Charlotte Mayor, Jennifer Roberts said in a press conference, “I ask that the community come together and show their unity in a peaceful and legal manner.”

Julie Thompson, a sophomore, nursing major from Charlotte said, “I know that from the video footage that without a doubt Terence Crutcher had his hands in the air. It is unbelievable that the police department are standing firm on their story. The senseless killings of African American males has to stop.”

Bentley Vinson, the officer seen shooting Scott has been placed on leave, standard procedure in such cases. Vinson is a two-year member of the Charlotte Police Department.

Delta Sigma Theta, Iota Phi Theta, and HU NAACP discuss #BlackLivesMatter

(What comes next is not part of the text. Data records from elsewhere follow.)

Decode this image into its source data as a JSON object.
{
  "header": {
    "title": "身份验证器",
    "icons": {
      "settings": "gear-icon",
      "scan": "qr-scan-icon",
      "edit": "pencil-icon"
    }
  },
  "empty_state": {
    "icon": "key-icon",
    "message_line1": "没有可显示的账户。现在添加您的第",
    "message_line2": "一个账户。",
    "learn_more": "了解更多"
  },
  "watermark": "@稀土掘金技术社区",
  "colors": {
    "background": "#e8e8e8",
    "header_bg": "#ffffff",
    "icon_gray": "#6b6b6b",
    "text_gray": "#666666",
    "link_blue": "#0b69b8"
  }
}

Marquise Brown | Staff Writer

Hampton, Virginia -Hampton University brought five scholars to discuss the black lives matter movement and its effects of African-American culture. The speakers of the night shared some common goals  that was to promote black lives matter, make young African American makes realize that their lives do matter and be positive.  

The panel allowed students from all majors to ask questions. The panelists discussed how blacks are stereotyped because of skin color and how the concept of ‘driving while black’ has gotten worse.

Hampton University police officer Michael Stewart stated “That we must reach back, and that African Americans are struggling because they don’t have the education to better themselves”. The panel explained how police brutality has transformed over the years. Stewart continued, “Anger has grown over time the right to discipline has gone. “Police officers have to get more training on social skills instead of drawing their weapon”.